:: Task description ::
Exact copy, no pictures: set down every entry below as written.

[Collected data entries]
* * *

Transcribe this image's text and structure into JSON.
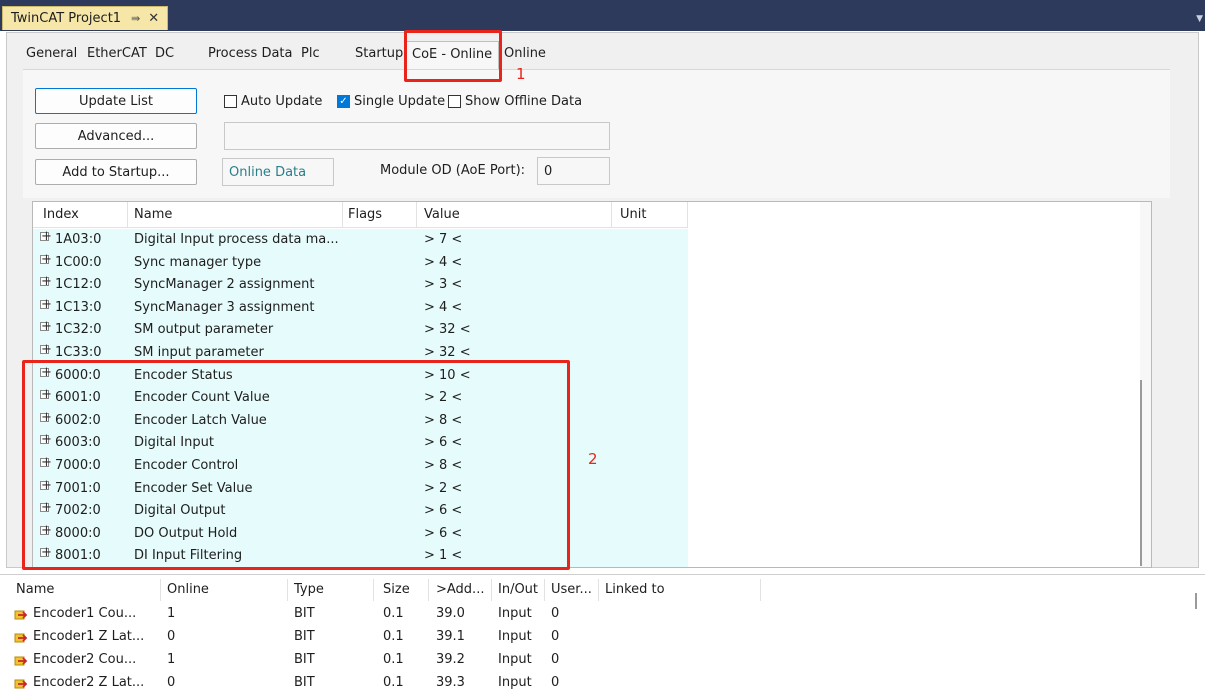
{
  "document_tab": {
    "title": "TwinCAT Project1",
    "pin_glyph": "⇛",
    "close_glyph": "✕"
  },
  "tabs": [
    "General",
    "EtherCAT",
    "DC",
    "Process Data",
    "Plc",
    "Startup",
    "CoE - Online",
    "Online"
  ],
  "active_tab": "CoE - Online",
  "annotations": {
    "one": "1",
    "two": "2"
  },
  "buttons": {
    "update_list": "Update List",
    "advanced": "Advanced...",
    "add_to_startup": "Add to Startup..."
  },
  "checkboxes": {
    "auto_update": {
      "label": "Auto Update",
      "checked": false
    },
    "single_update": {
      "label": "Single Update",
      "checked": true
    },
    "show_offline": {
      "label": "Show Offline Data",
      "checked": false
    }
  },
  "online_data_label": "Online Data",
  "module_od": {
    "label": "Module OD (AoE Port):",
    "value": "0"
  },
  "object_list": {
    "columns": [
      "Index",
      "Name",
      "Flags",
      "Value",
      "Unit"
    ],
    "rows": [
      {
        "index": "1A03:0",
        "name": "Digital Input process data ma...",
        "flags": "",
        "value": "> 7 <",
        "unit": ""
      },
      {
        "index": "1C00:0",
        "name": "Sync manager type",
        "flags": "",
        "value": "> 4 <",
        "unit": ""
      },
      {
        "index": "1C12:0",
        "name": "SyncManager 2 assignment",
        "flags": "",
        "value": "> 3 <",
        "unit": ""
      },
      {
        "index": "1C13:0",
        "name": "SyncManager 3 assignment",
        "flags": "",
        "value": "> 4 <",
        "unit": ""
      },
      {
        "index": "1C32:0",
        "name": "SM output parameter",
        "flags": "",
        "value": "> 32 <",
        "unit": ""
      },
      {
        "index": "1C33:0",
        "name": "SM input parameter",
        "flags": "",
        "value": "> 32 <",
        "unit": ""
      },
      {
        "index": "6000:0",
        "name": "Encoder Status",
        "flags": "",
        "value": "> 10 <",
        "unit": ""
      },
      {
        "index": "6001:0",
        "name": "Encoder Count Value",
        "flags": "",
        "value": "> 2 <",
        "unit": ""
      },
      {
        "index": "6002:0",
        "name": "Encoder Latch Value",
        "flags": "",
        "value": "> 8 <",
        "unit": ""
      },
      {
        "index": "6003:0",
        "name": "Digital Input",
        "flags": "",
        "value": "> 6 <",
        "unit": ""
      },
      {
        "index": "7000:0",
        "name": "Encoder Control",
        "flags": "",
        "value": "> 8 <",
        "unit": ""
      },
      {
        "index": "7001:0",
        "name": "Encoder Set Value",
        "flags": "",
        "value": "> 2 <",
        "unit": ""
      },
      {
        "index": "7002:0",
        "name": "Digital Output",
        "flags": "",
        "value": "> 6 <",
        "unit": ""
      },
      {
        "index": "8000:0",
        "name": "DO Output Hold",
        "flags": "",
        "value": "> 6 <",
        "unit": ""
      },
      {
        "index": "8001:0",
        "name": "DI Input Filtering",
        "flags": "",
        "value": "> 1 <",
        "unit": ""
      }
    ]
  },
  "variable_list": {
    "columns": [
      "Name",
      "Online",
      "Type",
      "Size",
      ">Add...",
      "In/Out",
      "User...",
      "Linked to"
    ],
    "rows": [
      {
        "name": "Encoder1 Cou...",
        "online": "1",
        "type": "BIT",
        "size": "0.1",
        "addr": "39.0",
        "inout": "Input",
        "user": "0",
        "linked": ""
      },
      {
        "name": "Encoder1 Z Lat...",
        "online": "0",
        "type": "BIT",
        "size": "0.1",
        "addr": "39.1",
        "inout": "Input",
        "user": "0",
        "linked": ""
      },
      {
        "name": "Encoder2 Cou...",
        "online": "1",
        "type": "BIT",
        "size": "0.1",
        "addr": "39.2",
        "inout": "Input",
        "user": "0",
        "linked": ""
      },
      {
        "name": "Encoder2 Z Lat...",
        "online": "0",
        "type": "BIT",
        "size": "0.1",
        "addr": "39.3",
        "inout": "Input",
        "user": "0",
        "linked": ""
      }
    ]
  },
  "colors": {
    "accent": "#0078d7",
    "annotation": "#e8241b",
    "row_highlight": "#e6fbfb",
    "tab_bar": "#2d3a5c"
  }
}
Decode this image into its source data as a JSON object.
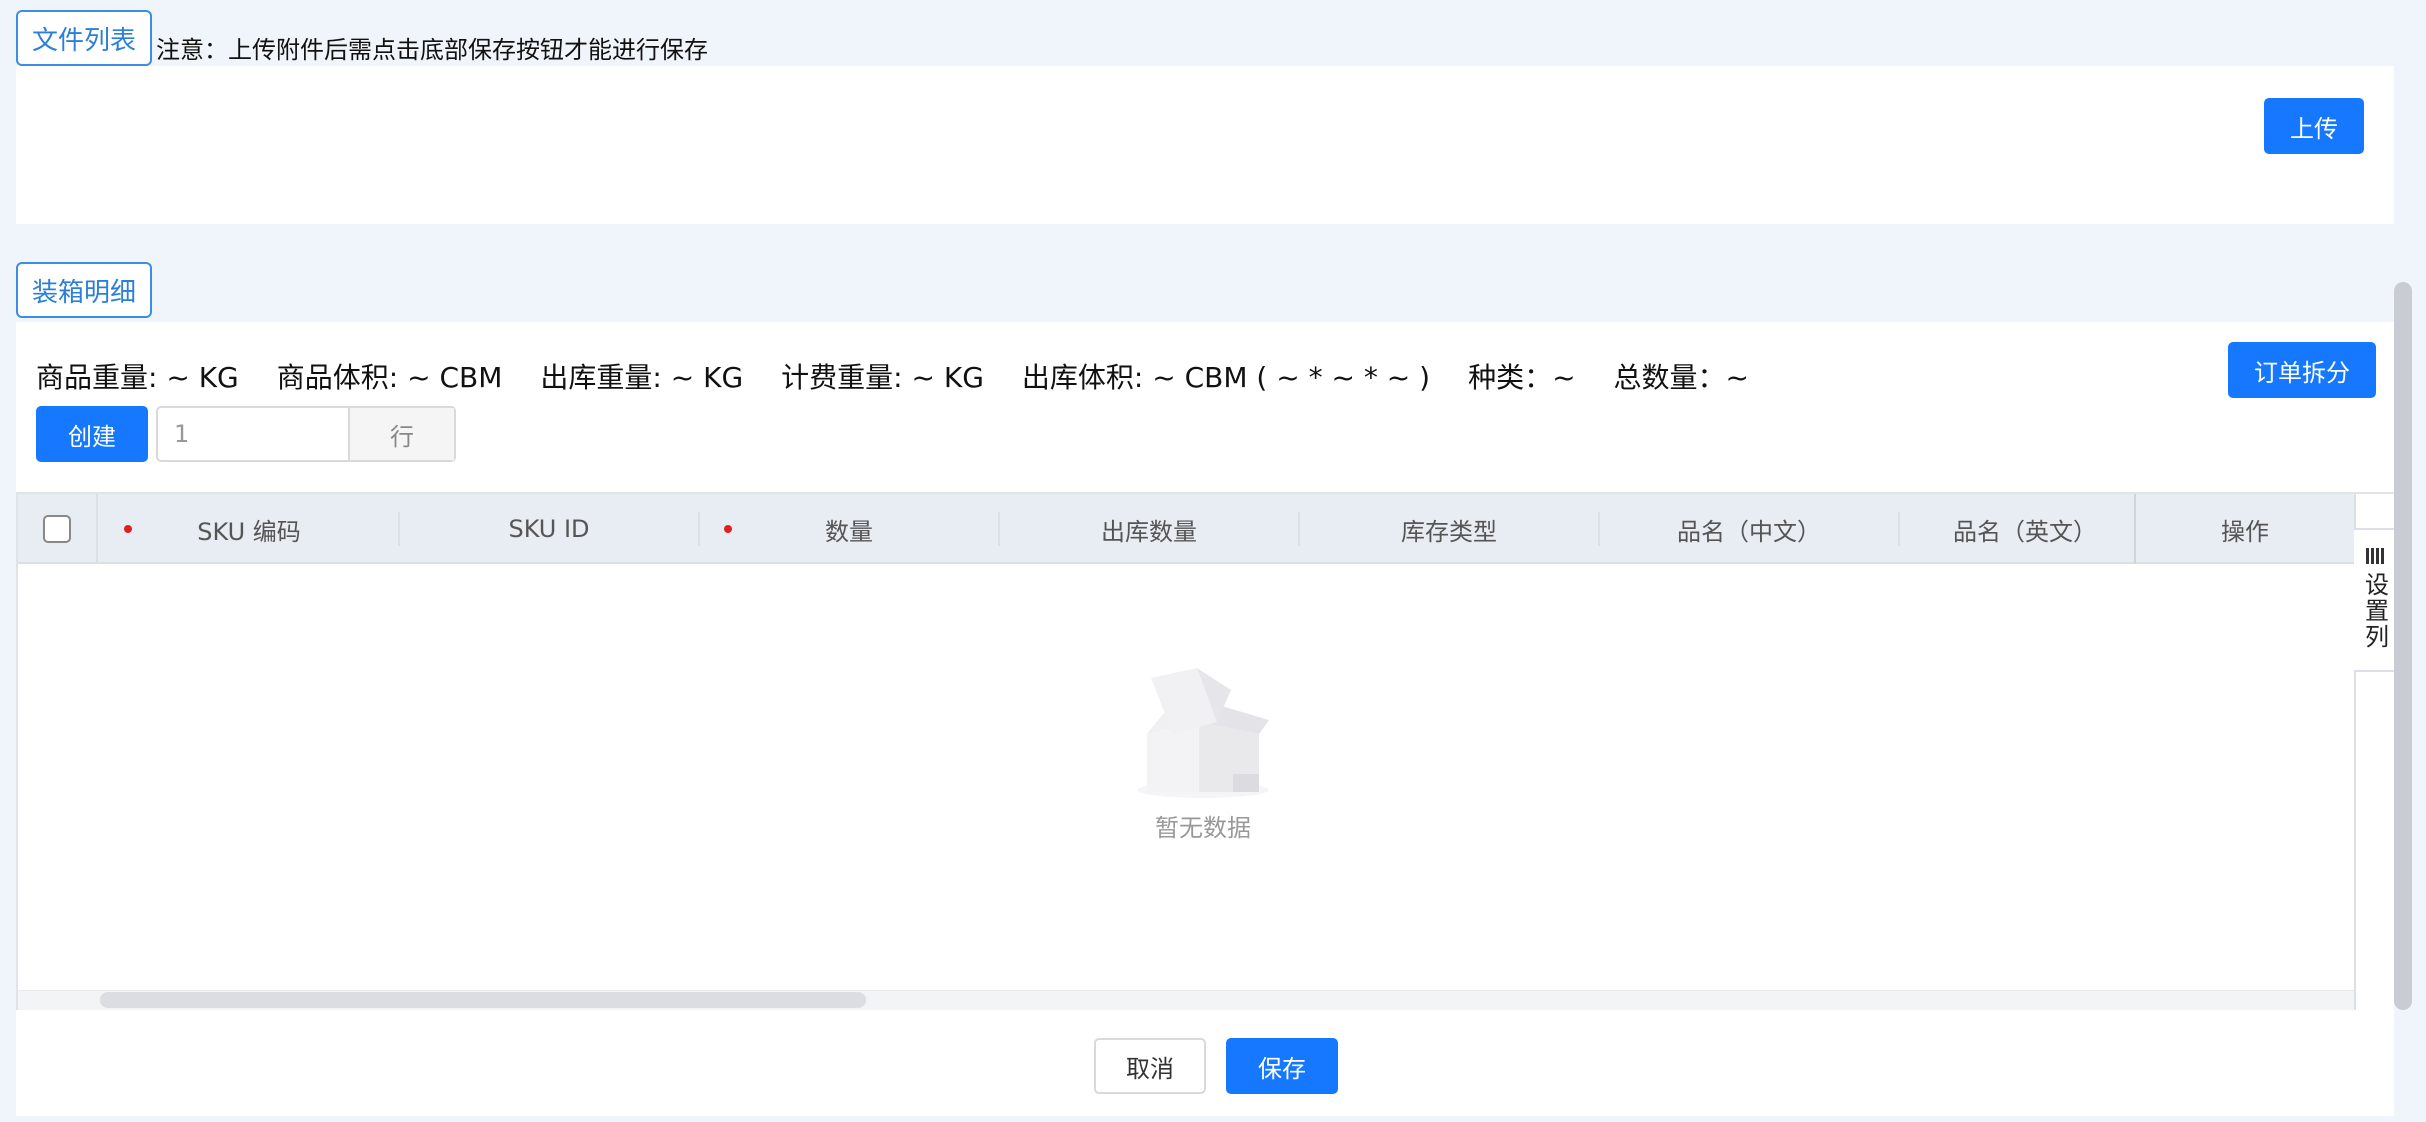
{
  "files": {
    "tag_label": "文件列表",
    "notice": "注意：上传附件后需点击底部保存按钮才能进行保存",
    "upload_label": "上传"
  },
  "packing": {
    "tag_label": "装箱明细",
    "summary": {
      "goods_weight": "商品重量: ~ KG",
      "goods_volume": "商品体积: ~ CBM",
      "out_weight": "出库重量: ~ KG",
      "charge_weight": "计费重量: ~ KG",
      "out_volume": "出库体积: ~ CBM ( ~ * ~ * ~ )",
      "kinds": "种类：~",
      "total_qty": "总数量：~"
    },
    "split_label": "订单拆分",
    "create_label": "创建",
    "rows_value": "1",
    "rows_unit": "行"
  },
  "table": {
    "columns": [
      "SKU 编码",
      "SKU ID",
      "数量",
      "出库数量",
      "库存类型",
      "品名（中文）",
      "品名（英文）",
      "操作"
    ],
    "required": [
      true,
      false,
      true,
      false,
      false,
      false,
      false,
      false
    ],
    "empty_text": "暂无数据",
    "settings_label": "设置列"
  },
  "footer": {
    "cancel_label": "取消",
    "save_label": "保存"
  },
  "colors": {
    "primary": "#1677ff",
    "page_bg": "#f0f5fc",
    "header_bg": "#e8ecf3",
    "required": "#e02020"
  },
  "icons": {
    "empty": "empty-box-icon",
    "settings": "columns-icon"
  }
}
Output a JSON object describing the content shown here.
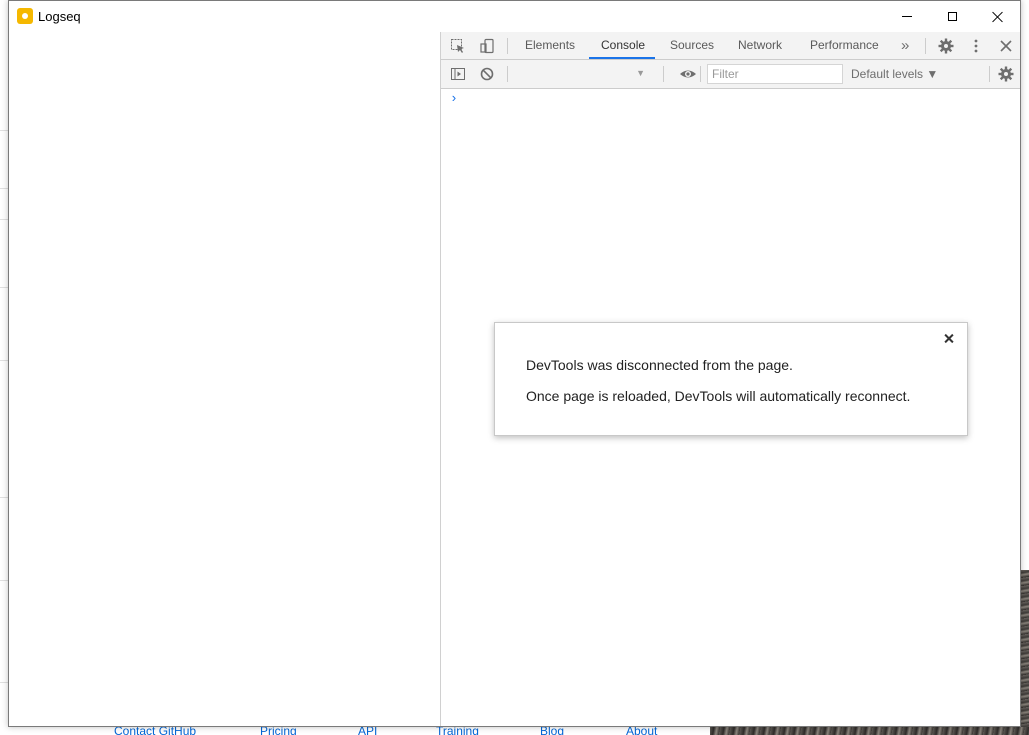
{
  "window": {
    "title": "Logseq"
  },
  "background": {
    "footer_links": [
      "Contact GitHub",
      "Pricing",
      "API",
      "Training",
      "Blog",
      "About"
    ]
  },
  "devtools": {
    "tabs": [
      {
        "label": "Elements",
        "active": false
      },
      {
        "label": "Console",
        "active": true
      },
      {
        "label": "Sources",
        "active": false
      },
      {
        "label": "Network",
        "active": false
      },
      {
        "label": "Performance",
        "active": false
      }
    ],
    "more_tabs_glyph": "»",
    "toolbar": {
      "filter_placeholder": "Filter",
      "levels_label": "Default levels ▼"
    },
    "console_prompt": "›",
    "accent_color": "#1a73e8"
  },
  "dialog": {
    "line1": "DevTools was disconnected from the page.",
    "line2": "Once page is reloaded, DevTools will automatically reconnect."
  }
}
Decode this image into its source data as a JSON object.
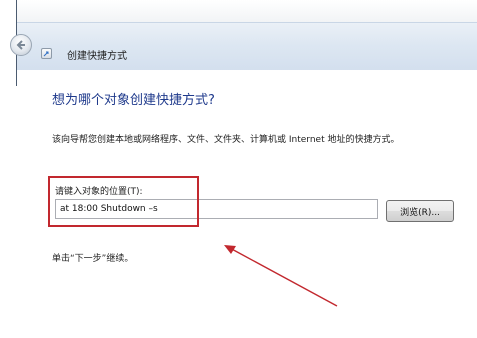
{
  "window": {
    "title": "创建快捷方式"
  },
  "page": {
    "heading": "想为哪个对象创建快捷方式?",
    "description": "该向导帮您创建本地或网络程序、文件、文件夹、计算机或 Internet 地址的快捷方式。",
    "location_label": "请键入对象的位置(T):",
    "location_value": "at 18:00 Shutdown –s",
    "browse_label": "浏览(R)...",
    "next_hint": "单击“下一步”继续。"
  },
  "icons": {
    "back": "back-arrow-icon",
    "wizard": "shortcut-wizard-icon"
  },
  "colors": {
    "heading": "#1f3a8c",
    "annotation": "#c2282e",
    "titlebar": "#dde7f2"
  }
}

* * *

:: Task response ::
Transcribe this image's text and structure into JSON.
{
  "document_tab": {
    "title": "TwinCAT Project1",
    "pin_glyph": "⇛",
    "close_glyph": "✕"
  },
  "tabs": [
    "General",
    "EtherCAT",
    "DC",
    "Process Data",
    "Plc",
    "Startup",
    "CoE - Online",
    "Online"
  ],
  "active_tab": "CoE - Online",
  "annotations": {
    "one": "1",
    "two": "2"
  },
  "buttons": {
    "update_list": "Update List",
    "advanced": "Advanced...",
    "add_to_startup": "Add to Startup..."
  },
  "checkboxes": {
    "auto_update": {
      "label": "Auto Update",
      "checked": false
    },
    "single_update": {
      "label": "Single Update",
      "checked": true
    },
    "show_offline": {
      "label": "Show Offline Data",
      "checked": false
    }
  },
  "online_data_label": "Online Data",
  "module_od": {
    "label": "Module OD (AoE Port):",
    "value": "0"
  },
  "object_list": {
    "columns": [
      "Index",
      "Name",
      "Flags",
      "Value",
      "Unit"
    ],
    "rows": [
      {
        "index": "1A03:0",
        "name": "Digital Input process data ma...",
        "flags": "",
        "value": "> 7 <",
        "unit": ""
      },
      {
        "index": "1C00:0",
        "name": "Sync manager type",
        "flags": "",
        "value": "> 4 <",
        "unit": ""
      },
      {
        "index": "1C12:0",
        "name": "SyncManager 2 assignment",
        "flags": "",
        "value": "> 3 <",
        "unit": ""
      },
      {
        "index": "1C13:0",
        "name": "SyncManager 3 assignment",
        "flags": "",
        "value": "> 4 <",
        "unit": ""
      },
      {
        "index": "1C32:0",
        "name": "SM output parameter",
        "flags": "",
        "value": "> 32 <",
        "unit": ""
      },
      {
        "index": "1C33:0",
        "name": "SM input parameter",
        "flags": "",
        "value": "> 32 <",
        "unit": ""
      },
      {
        "index": "6000:0",
        "name": "Encoder Status",
        "flags": "",
        "value": "> 10 <",
        "unit": ""
      },
      {
        "index": "6001:0",
        "name": "Encoder Count Value",
        "flags": "",
        "value": "> 2 <",
        "unit": ""
      },
      {
        "index": "6002:0",
        "name": "Encoder Latch Value",
        "flags": "",
        "value": "> 8 <",
        "unit": ""
      },
      {
        "index": "6003:0",
        "name": "Digital Input",
        "flags": "",
        "value": "> 6 <",
        "unit": ""
      },
      {
        "index": "7000:0",
        "name": "Encoder Control",
        "flags": "",
        "value": "> 8 <",
        "unit": ""
      },
      {
        "index": "7001:0",
        "name": "Encoder Set Value",
        "flags": "",
        "value": "> 2 <",
        "unit": ""
      },
      {
        "index": "7002:0",
        "name": "Digital Output",
        "flags": "",
        "value": "> 6 <",
        "unit": ""
      },
      {
        "index": "8000:0",
        "name": "DO Output Hold",
        "flags": "",
        "value": "> 6 <",
        "unit": ""
      },
      {
        "index": "8001:0",
        "name": "DI Input Filtering",
        "flags": "",
        "value": "> 1 <",
        "unit": ""
      }
    ]
  },
  "variable_list": {
    "columns": [
      "Name",
      "Online",
      "Type",
      "Size",
      ">Add...",
      "In/Out",
      "User...",
      "Linked to"
    ],
    "rows": [
      {
        "name": "Encoder1 Cou...",
        "online": "1",
        "type": "BIT",
        "size": "0.1",
        "addr": "39.0",
        "inout": "Input",
        "user": "0",
        "linked": ""
      },
      {
        "name": "Encoder1 Z Lat...",
        "online": "0",
        "type": "BIT",
        "size": "0.1",
        "addr": "39.1",
        "inout": "Input",
        "user": "0",
        "linked": ""
      },
      {
        "name": "Encoder2 Cou...",
        "online": "1",
        "type": "BIT",
        "size": "0.1",
        "addr": "39.2",
        "inout": "Input",
        "user": "0",
        "linked": ""
      },
      {
        "name": "Encoder2 Z Lat...",
        "online": "0",
        "type": "BIT",
        "size": "0.1",
        "addr": "39.3",
        "inout": "Input",
        "user": "0",
        "linked": ""
      }
    ]
  },
  "colors": {
    "accent": "#0078d7",
    "annotation": "#e8241b",
    "row_highlight": "#e6fbfb",
    "tab_bar": "#2d3a5c"
  }
}
Decode this image into its source data as a JSON object.
{
  "files": {
    "tag_label": "文件列表",
    "notice": "注意：上传附件后需点击底部保存按钮才能进行保存",
    "upload_label": "上传"
  },
  "packing": {
    "tag_label": "装箱明细",
    "summary": {
      "goods_weight": "商品重量: ~ KG",
      "goods_volume": "商品体积: ~ CBM",
      "out_weight": "出库重量: ~ KG",
      "charge_weight": "计费重量: ~ KG",
      "out_volume": "出库体积: ~ CBM ( ~ * ~ * ~ )",
      "kinds": "种类：~",
      "total_qty": "总数量：~"
    },
    "split_label": "订单拆分",
    "create_label": "创建",
    "rows_value": "1",
    "rows_unit": "行"
  },
  "table": {
    "columns": [
      "SKU 编码",
      "SKU ID",
      "数量",
      "出库数量",
      "库存类型",
      "品名（中文）",
      "品名（英文）",
      "操作"
    ],
    "required": [
      true,
      false,
      true,
      false,
      false,
      false,
      false,
      false
    ],
    "empty_text": "暂无数据",
    "settings_label": "设置列"
  },
  "footer": {
    "cancel_label": "取消",
    "save_label": "保存"
  },
  "colors": {
    "primary": "#1677ff",
    "page_bg": "#f0f5fc",
    "header_bg": "#e8ecf3",
    "required": "#e02020"
  },
  "icons": {
    "empty": "empty-box-icon",
    "settings": "columns-icon"
  }
}
Output a JSON object describing the content shown here.
{
  "window": {
    "title": "Logseq"
  },
  "background": {
    "footer_links": [
      "Contact GitHub",
      "Pricing",
      "API",
      "Training",
      "Blog",
      "About"
    ]
  },
  "devtools": {
    "tabs": [
      {
        "label": "Elements",
        "active": false
      },
      {
        "label": "Console",
        "active": true
      },
      {
        "label": "Sources",
        "active": false
      },
      {
        "label": "Network",
        "active": false
      },
      {
        "label": "Performance",
        "active": false
      }
    ],
    "more_tabs_glyph": "»",
    "toolbar": {
      "filter_placeholder": "Filter",
      "levels_label": "Default levels ▼"
    },
    "console_prompt": "›",
    "accent_color": "#1a73e8"
  },
  "dialog": {
    "line1": "DevTools was disconnected from the page.",
    "line2": "Once page is reloaded, DevTools will automatically reconnect."
  }
}
Decode this image into its source data as a JSON object.
{
  "window": {
    "title": "创建快捷方式"
  },
  "page": {
    "heading": "想为哪个对象创建快捷方式?",
    "description": "该向导帮您创建本地或网络程序、文件、文件夹、计算机或 Internet 地址的快捷方式。",
    "location_label": "请键入对象的位置(T):",
    "location_value": "at 18:00 Shutdown –s",
    "browse_label": "浏览(R)...",
    "next_hint": "单击“下一步”继续。"
  },
  "icons": {
    "back": "back-arrow-icon",
    "wizard": "shortcut-wizard-icon"
  },
  "colors": {
    "heading": "#1f3a8c",
    "annotation": "#c2282e",
    "titlebar": "#dde7f2"
  }
}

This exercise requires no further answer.